> _What the task asks_:
When a line of the material has the word "Department" in it, copy that line.

> _Supplied records_:
------------

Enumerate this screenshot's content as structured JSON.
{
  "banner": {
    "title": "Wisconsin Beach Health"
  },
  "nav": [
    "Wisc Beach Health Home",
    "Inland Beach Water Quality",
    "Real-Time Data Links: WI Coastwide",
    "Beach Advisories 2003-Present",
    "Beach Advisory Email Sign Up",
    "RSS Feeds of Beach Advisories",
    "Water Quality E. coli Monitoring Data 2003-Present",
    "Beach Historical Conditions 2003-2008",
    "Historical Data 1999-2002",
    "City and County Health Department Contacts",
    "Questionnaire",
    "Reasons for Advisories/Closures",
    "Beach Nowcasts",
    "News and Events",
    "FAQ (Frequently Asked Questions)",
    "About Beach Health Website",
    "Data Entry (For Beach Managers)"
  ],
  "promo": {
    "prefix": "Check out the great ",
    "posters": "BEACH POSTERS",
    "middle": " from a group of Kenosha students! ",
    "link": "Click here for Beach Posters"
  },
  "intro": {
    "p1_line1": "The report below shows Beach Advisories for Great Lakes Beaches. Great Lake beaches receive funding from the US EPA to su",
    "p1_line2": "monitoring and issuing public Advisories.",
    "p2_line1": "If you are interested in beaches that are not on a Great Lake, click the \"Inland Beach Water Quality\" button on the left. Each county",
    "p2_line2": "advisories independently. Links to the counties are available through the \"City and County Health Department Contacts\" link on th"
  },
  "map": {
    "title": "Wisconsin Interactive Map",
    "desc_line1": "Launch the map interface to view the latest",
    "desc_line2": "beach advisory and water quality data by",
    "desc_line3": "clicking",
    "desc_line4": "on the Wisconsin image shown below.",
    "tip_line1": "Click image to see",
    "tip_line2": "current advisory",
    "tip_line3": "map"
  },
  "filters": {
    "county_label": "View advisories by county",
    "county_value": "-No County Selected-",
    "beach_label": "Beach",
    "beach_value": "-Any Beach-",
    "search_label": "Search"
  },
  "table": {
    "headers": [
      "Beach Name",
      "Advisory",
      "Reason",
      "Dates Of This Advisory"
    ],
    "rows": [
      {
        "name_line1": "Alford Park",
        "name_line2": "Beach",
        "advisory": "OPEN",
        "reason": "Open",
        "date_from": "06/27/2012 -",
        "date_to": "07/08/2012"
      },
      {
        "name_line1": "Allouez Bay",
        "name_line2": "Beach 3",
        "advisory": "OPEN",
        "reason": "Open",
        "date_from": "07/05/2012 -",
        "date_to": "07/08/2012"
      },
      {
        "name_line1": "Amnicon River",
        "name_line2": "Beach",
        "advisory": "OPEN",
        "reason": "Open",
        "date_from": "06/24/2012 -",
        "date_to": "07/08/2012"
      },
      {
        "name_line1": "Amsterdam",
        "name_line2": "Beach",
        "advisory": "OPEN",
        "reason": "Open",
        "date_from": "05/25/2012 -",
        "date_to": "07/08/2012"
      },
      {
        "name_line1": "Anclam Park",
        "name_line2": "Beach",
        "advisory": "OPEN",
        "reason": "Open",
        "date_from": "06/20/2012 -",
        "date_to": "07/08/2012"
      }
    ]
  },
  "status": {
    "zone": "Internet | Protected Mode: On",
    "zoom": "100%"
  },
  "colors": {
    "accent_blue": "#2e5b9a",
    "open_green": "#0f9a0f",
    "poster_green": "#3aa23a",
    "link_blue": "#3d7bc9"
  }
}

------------

> _Solution to the problem_:
    "City and County Health Department Contacts",
    "p2_line2": "advisories independently. Links to the counties are available through the \"City and County Health Department Contacts\" link on th"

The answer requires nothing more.